Be sure to remember tournament anglers can't lock through to Apopka and that certain areas of the Emeralda Marsh are off limits as well. Read the rules to avoid any confusion.

“The easiest way to catch a big fish in Florida is The General from Berkley,” he said. “I like it Texas rigged and wacky rigged, just blind casting it in likely areas. I can’t tell you how many times I’ve worked hard flipping heavy braid and watched Mark Davis bring in the same weight as me with a soft stickbait. Throw it out there, hold on, and be ready.”

His preferred lure for the territorial bed fish is a Berkley Craw Fatty in either the 3.25” size or the larger 4” version, in either black blue fleck or green pumpkin. “It floats, so with a 3/8 ounce weight it just kind of hangs there a little. That makes them mad.” He fishes it on a 7’11” Abu-Garcia rod with Spiderwire braid and a 4/0 Berkley Fusion hook.

If neither of those soft plastic presentations are to your liking, Lane believes that a savvy angler can claim multiple hourly prizes by finding a fertile stretch of offshore deep eelgrass or hydrilla, and then plying it with a bladed jig (with a Berkley Grass Pig) on the back, or with a lipless crankbait like a Berkley Warpig. In fact, while he’d be likely to camp on an 11-plus-pounder if he found it in practice, he knows that they often don’t settle onto their nests until later in the day. Accordingly, he might try to chase some checks with 6- and 7-pounders early and then gamble on all the marbles later, a practical one-two punch.

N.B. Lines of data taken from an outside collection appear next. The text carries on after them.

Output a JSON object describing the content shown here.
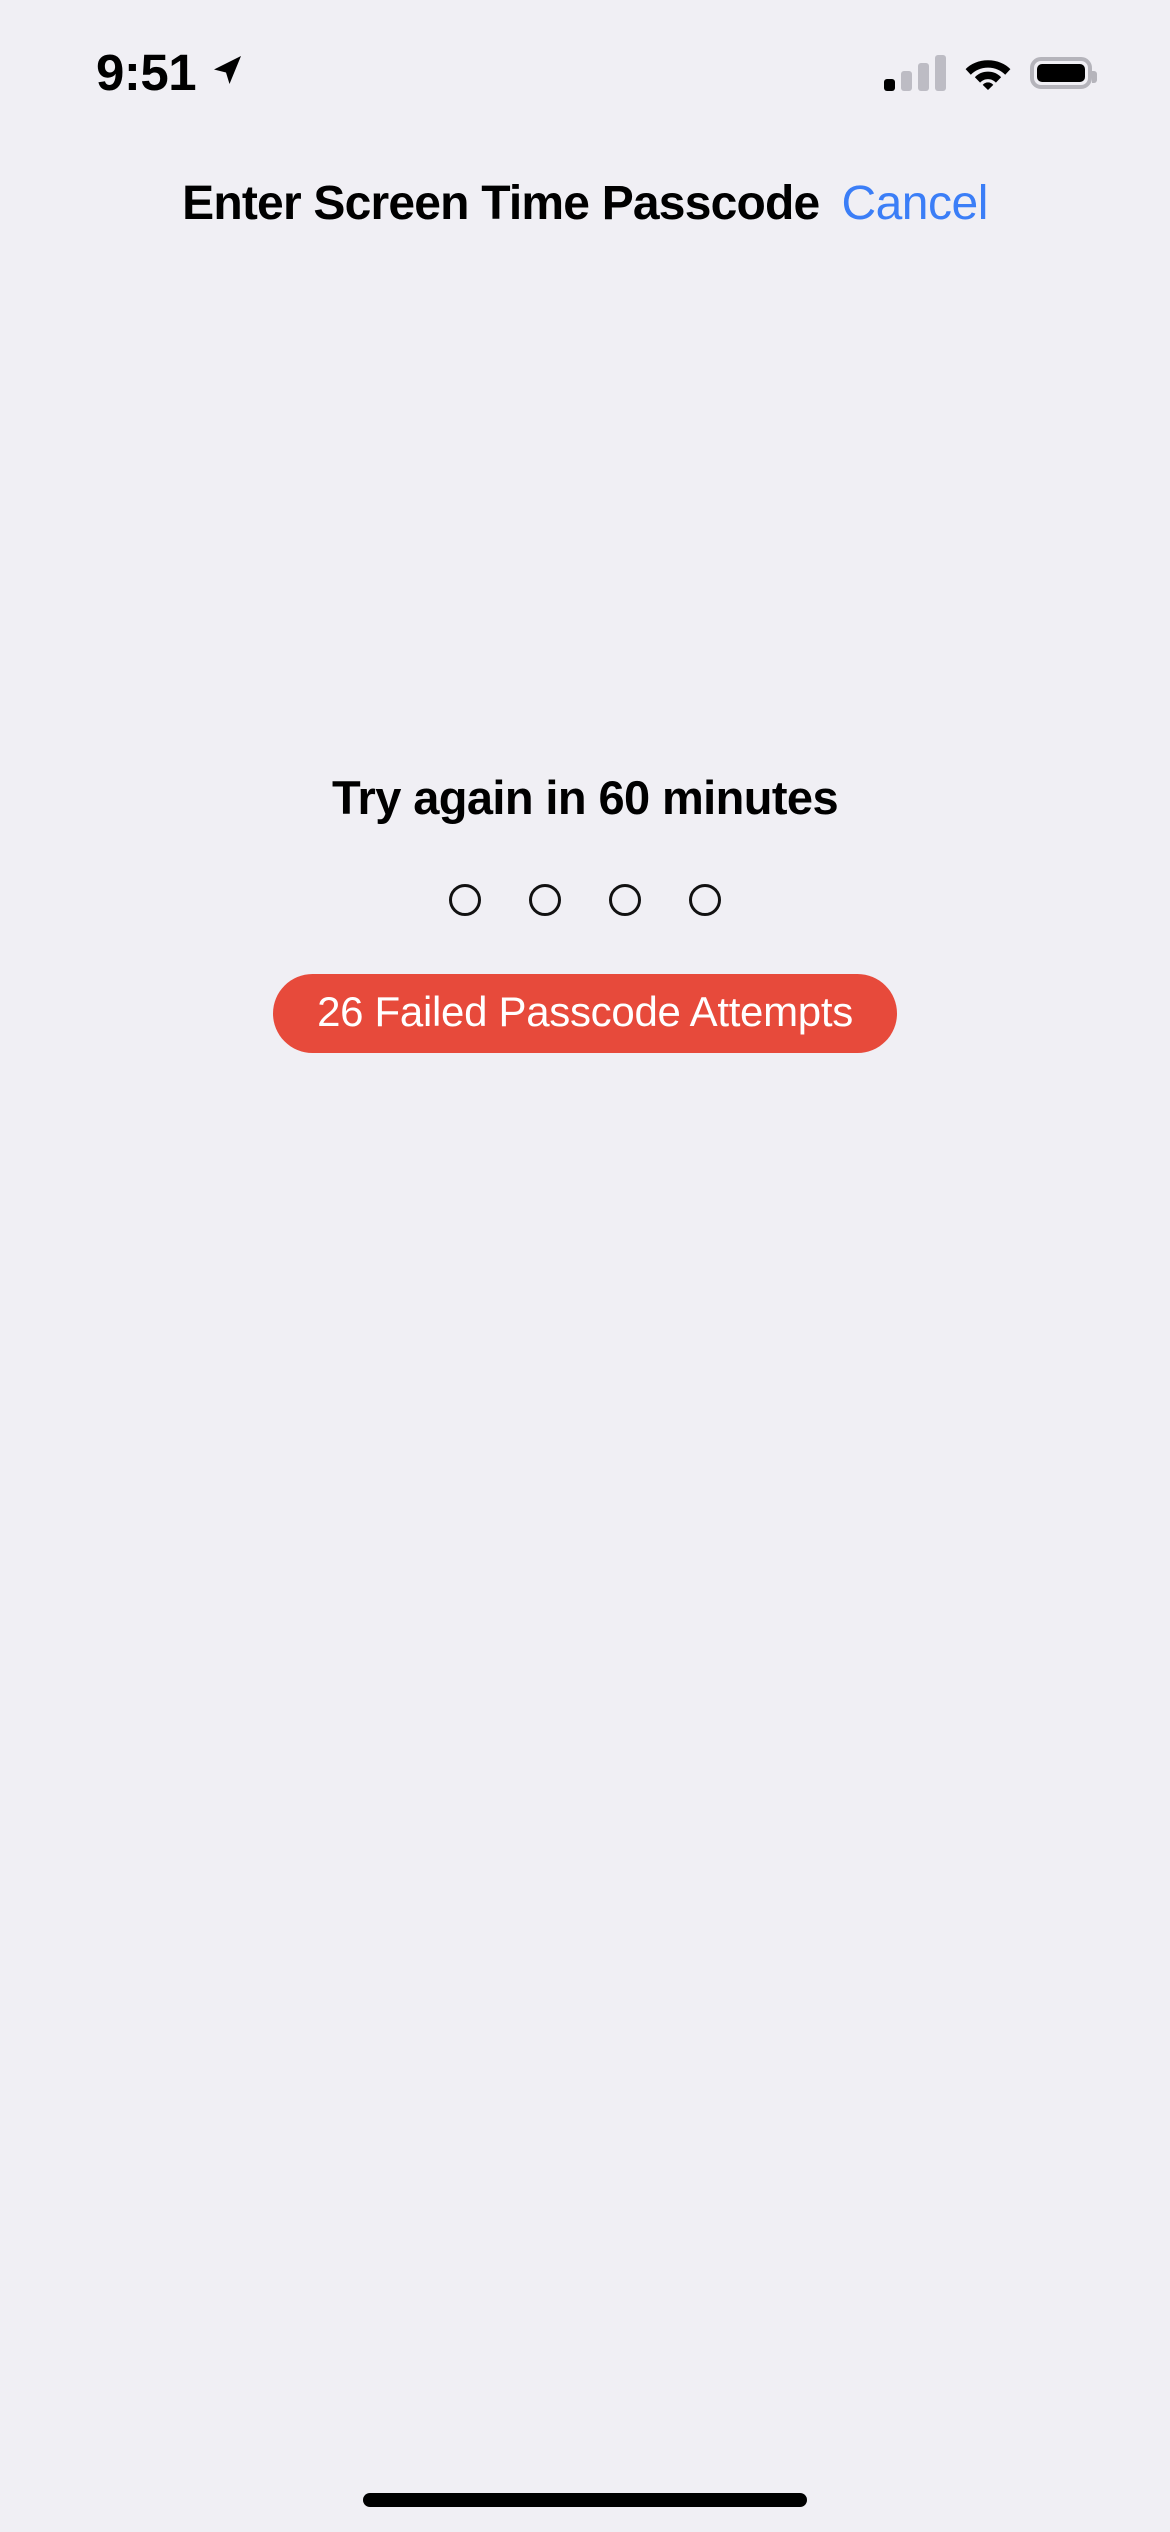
{
  "status_bar": {
    "time": "9:51",
    "location_icon": "location-arrow-icon",
    "cellular_icon": "cellular-signal-icon",
    "cellular_bars_filled": 1,
    "cellular_bars_total": 4,
    "wifi_icon": "wifi-icon",
    "battery_icon": "battery-icon",
    "battery_level_percent": 100
  },
  "header": {
    "title": "Enter Screen Time Passcode",
    "cancel_label": "Cancel"
  },
  "main": {
    "retry_message": "Try again in 60 minutes",
    "passcode": {
      "length": 4,
      "entered": 0,
      "dots": [
        "",
        "",
        "",
        ""
      ]
    },
    "failed_attempts_badge": "26 Failed Passcode Attempts"
  },
  "colors": {
    "background": "#F0EFF4",
    "accent_blue": "#3B7EF7",
    "error_red": "#E74A3B",
    "text_primary": "#000000",
    "badge_text": "#FFFFFF",
    "signal_inactive": "#BDBCC4",
    "battery_outline": "#B5B4BB"
  },
  "home_indicator": "home-indicator"
}
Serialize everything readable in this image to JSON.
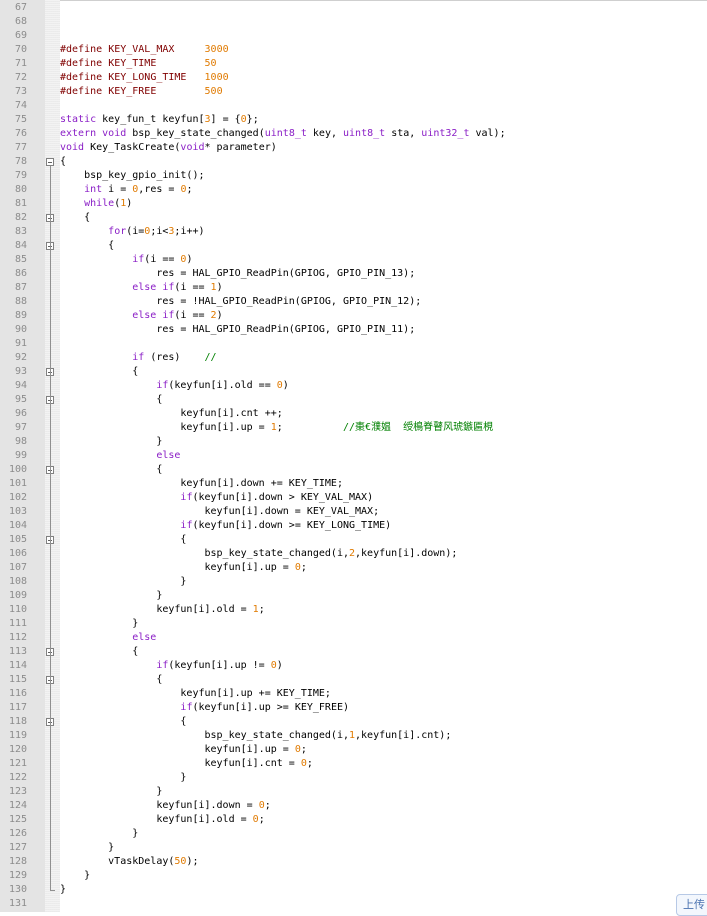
{
  "editor": {
    "lines": [
      {
        "num": "67",
        "code": ""
      },
      {
        "num": "68",
        "code": ""
      },
      {
        "num": "69",
        "code": ""
      },
      {
        "num": "70",
        "code": "#define KEY_VAL_MAX     3000"
      },
      {
        "num": "71",
        "code": "#define KEY_TIME        50"
      },
      {
        "num": "72",
        "code": "#define KEY_LONG_TIME   1000"
      },
      {
        "num": "73",
        "code": "#define KEY_FREE        500"
      },
      {
        "num": "74",
        "code": ""
      },
      {
        "num": "75",
        "code": "static key_fun_t keyfun[3] = {0};"
      },
      {
        "num": "76",
        "code": "extern void bsp_key_state_changed(uint8_t key, uint8_t sta, uint32_t val);"
      },
      {
        "num": "77",
        "code": "void Key_TaskCreate(void* parameter)"
      },
      {
        "num": "78",
        "code": "{"
      },
      {
        "num": "79",
        "code": "    bsp_key_gpio_init();"
      },
      {
        "num": "80",
        "code": "    int i = 0,res = 0;"
      },
      {
        "num": "81",
        "code": "    while(1)"
      },
      {
        "num": "82",
        "code": "    {"
      },
      {
        "num": "83",
        "code": "        for(i=0;i<3;i++)"
      },
      {
        "num": "84",
        "code": "        {"
      },
      {
        "num": "85",
        "code": "            if(i == 0)"
      },
      {
        "num": "86",
        "code": "                res = HAL_GPIO_ReadPin(GPIOG, GPIO_PIN_13);"
      },
      {
        "num": "87",
        "code": "            else if(i == 1)"
      },
      {
        "num": "88",
        "code": "                res = !HAL_GPIO_ReadPin(GPIOG, GPIO_PIN_12);"
      },
      {
        "num": "89",
        "code": "            else if(i == 2)"
      },
      {
        "num": "90",
        "code": "                res = HAL_GPIO_ReadPin(GPIOG, GPIO_PIN_11);"
      },
      {
        "num": "91",
        "code": ""
      },
      {
        "num": "92",
        "code": "            if (res)    //"
      },
      {
        "num": "93",
        "code": "            {"
      },
      {
        "num": "94",
        "code": "                if(keyfun[i].old == 0)"
      },
      {
        "num": "95",
        "code": "                {"
      },
      {
        "num": "96",
        "code": "                    keyfun[i].cnt ++;"
      },
      {
        "num": "97",
        "code": "                    keyfun[i].up = 1;          //棗€濮媪  绶樢脊瞽风琥鏃匾梘"
      },
      {
        "num": "98",
        "code": "                }"
      },
      {
        "num": "99",
        "code": "                else"
      },
      {
        "num": "100",
        "code": "                {"
      },
      {
        "num": "101",
        "code": "                    keyfun[i].down += KEY_TIME;"
      },
      {
        "num": "102",
        "code": "                    if(keyfun[i].down > KEY_VAL_MAX)"
      },
      {
        "num": "103",
        "code": "                        keyfun[i].down = KEY_VAL_MAX;"
      },
      {
        "num": "104",
        "code": "                    if(keyfun[i].down >= KEY_LONG_TIME)"
      },
      {
        "num": "105",
        "code": "                    {"
      },
      {
        "num": "106",
        "code": "                        bsp_key_state_changed(i,2,keyfun[i].down);"
      },
      {
        "num": "107",
        "code": "                        keyfun[i].up = 0;"
      },
      {
        "num": "108",
        "code": "                    }"
      },
      {
        "num": "109",
        "code": "                }"
      },
      {
        "num": "110",
        "code": "                keyfun[i].old = 1;"
      },
      {
        "num": "111",
        "code": "            }"
      },
      {
        "num": "112",
        "code": "            else"
      },
      {
        "num": "113",
        "code": "            {"
      },
      {
        "num": "114",
        "code": "                if(keyfun[i].up != 0)"
      },
      {
        "num": "115",
        "code": "                {"
      },
      {
        "num": "116",
        "code": "                    keyfun[i].up += KEY_TIME;"
      },
      {
        "num": "117",
        "code": "                    if(keyfun[i].up >= KEY_FREE)"
      },
      {
        "num": "118",
        "code": "                    {"
      },
      {
        "num": "119",
        "code": "                        bsp_key_state_changed(i,1,keyfun[i].cnt);"
      },
      {
        "num": "120",
        "code": "                        keyfun[i].up = 0;"
      },
      {
        "num": "121",
        "code": "                        keyfun[i].cnt = 0;"
      },
      {
        "num": "122",
        "code": "                    }"
      },
      {
        "num": "123",
        "code": "                }"
      },
      {
        "num": "124",
        "code": "                keyfun[i].down = 0;"
      },
      {
        "num": "125",
        "code": "                keyfun[i].old = 0;"
      },
      {
        "num": "126",
        "code": "            }"
      },
      {
        "num": "127",
        "code": "        }"
      },
      {
        "num": "128",
        "code": "        vTaskDelay(50);"
      },
      {
        "num": "129",
        "code": "    }"
      },
      {
        "num": "130",
        "code": "}"
      },
      {
        "num": "131",
        "code": ""
      }
    ],
    "fold_markers": [
      "78",
      "82",
      "84",
      "93",
      "95",
      "100",
      "105",
      "113",
      "115",
      "118"
    ]
  },
  "upload_tab": {
    "label": "上传"
  },
  "colors": {
    "keyword": "#8a1ec6",
    "builtin_type": "#0000ff",
    "number": "#e07a00",
    "comment": "#008000",
    "line_number": "#8c8c8c",
    "gutter": "#e4e4e4"
  }
}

Indeed, as much as any other event this season, the Harris Chain will demand strategy. With a heavy dose of idling between lakes often necessary, and the possibility that your giant will be topped with a true Florida teener, careful attention to the live leaderboard will preclude wasting time or opportunities.